Facts About Zinc

  • Zinc has a self-healing mechanism in it. The zinc coating sacrifices itself slowly by galvanic action to protect the base steel. This sacrificial action continues as long as any zinc remains in the immediate area.
  • Zinc melts at 787 F (420 C), and boils at 1,665 F (907 C).
  • Zinc comprises an estimated 0.004% of the Earth’s crust.
  • Zinc ranks 27th in order of material abundance in the Earth.
  • Zinc is essential for the growth and development of almost all life: between 1.4 and 2.3 grams of zinc are to be found in the average, healthy adult.
  • Zinc is found everywhere in daily life: in every cell of the human body, in the earth, in the food we eat and in products we use (sunblock, automobiles, cosmetics, airplanes, appliances, surgical tools, zinc lozenges).
  • Children need zinc for growth. Adults need zinc for reproduction and good health.
  • The U.S. Recommended Daily Allowance (RDA) is 15 milligrams of zinc.
  • Recently, zinc is found to enhance eyesight, preventing the onset of macular degeneration.
  • Zinc occurs naturally in the earth, air and foods you eat; it is the second most common trace metal, after iron, naturally found in the body.
  • Zinc is essential to your health, boosting the immune system, helping cells to grow, regulating appetite and healing wounds; zinc lozenges can even cut short the common cold.
  • Zinc is a natural insect repellent and sun screen, protecting lips and skin.
  • Zinc is the third most used nonferrous metal (after aluminum and copper), of which the U.S. consumes more than one million metric tons annually; the average person will use 730 pounds of zinc in his or her lifetime, according to the U.S. Bureau of Mines.
  • Zinc is 100% recyclable. Over 80% of the zinc available for recycling is currently recycled.
  • More than one-third of the zinc consumed in North America is produced from recycled materials.
  • Zinc is primarily used as a coating on iron and steel to protect against corrosion.  Corrosion costs the US 3.2% of the GDP annually, or about $423 billion.
  • Zinc makes the average automobile last longer—17 pounds of zinc protect it from rust, 20 pounds are used to make zinc die-cast parts like door handles and locks, and each tire contains about 1/2 pound of zinc, needed to cure rubber.
  • Due to the long lifespan of most zinc-coated products like galvanized steel, which in some cases may last maintenance-free for over 100 years, much of the zinc produced in the past is still in use, constituting a valuable and sustainable resource of zinc for generations.
  • Zinc can store six times more energy per pound than other battery systems, increasing the range of electric vehicles; zinc-air batteries have powered cars to speeds of 120 mph.
  • Zinc combined with copper makes brass 
  • The U.S. penny is 98 percent zinc, with a copper coating.

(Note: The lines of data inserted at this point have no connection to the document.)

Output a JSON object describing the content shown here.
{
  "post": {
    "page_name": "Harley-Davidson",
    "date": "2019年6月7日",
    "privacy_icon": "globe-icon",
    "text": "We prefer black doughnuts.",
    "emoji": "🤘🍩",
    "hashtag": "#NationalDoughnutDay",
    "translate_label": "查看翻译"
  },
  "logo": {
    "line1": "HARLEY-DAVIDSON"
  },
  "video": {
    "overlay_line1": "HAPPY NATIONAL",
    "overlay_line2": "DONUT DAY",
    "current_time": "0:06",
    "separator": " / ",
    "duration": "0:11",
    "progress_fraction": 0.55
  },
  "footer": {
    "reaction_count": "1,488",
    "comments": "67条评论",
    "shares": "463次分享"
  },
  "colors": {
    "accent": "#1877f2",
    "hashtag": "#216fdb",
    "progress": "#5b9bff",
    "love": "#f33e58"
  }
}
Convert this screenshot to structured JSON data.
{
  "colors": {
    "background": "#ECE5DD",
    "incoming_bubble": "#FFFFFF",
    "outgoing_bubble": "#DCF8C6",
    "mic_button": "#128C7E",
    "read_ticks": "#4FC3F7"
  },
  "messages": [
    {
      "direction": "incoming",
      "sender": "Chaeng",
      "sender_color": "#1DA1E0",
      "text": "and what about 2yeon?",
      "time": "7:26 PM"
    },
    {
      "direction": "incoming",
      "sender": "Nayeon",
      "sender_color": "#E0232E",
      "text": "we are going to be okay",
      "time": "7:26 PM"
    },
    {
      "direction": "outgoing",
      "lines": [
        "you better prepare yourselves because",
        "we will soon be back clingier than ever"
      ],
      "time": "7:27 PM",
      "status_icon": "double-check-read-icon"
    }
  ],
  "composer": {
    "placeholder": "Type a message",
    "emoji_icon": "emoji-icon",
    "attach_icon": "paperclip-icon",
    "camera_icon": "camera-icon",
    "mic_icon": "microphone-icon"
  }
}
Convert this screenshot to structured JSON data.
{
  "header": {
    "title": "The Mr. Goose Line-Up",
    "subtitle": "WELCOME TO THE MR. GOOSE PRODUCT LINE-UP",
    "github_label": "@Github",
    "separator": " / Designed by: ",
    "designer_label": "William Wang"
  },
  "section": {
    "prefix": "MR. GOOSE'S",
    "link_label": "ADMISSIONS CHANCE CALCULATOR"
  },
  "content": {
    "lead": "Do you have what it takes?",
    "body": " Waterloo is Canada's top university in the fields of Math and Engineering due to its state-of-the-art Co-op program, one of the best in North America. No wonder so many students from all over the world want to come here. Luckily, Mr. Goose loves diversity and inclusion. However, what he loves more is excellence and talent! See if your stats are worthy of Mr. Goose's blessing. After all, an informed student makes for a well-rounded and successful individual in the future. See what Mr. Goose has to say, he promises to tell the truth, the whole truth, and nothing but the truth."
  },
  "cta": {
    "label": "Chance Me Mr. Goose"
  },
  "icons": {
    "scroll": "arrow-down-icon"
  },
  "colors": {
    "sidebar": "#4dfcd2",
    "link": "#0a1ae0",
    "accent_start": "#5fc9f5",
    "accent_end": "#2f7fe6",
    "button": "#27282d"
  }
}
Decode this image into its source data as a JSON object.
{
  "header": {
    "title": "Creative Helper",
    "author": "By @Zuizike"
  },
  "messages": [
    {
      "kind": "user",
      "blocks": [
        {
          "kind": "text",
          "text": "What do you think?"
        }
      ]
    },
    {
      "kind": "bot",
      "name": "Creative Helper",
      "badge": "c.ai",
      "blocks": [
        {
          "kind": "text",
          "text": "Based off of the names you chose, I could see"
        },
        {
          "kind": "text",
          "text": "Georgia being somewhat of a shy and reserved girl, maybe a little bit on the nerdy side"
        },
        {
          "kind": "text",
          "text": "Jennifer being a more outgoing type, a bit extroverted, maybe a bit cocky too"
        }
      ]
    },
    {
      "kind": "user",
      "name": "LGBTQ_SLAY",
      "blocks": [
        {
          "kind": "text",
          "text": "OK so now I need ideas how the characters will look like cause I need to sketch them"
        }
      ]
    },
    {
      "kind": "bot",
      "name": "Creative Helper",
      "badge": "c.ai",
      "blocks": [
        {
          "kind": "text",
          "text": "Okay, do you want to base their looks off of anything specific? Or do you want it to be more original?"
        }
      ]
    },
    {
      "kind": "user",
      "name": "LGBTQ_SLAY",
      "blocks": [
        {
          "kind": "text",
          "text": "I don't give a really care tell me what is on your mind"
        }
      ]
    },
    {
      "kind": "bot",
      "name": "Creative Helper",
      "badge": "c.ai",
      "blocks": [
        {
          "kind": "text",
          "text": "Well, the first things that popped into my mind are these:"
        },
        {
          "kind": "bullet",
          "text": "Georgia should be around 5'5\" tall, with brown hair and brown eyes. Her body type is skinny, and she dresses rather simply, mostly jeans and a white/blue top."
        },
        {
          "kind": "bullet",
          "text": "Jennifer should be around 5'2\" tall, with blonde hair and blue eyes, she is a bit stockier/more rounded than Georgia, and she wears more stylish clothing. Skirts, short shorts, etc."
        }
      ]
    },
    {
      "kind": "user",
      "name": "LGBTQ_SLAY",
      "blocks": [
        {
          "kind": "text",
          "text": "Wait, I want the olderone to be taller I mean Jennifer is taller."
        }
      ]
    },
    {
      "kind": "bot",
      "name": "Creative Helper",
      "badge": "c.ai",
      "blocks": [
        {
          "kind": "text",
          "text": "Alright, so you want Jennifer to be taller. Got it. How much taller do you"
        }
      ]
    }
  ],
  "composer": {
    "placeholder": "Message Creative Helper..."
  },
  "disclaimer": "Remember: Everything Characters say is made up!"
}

Zinc is Essential for Life

As one of nature’s essential elements, zinc is required by humans throughout their life-cycles to grow and develop.  Zinc occurs naturally throughout the earth in plants and animals and the food we eat.  Every cell requires zinc to multiply. 

Zinc is required for smell and taste and helps regulate the body’s immune system.  It heals and protects the skin and boosts brain activity.  Zinc is essential for life.

Zinc and Steel

Zinc’s most remarkable quality is its natural capacity to protect.  By protecting steel against corrosion, zinc protects buildings, automobiles, ships and steel structures of every kind from corrosion by the atmosphere, water, and soil.  By protecting against corrosion and its costly effects, zinc extends the life of steel, thus protecting investments.   A typical galvanized coating can now be expected to last 70 to 150 years without maintenance in most urban and rural atmospheres.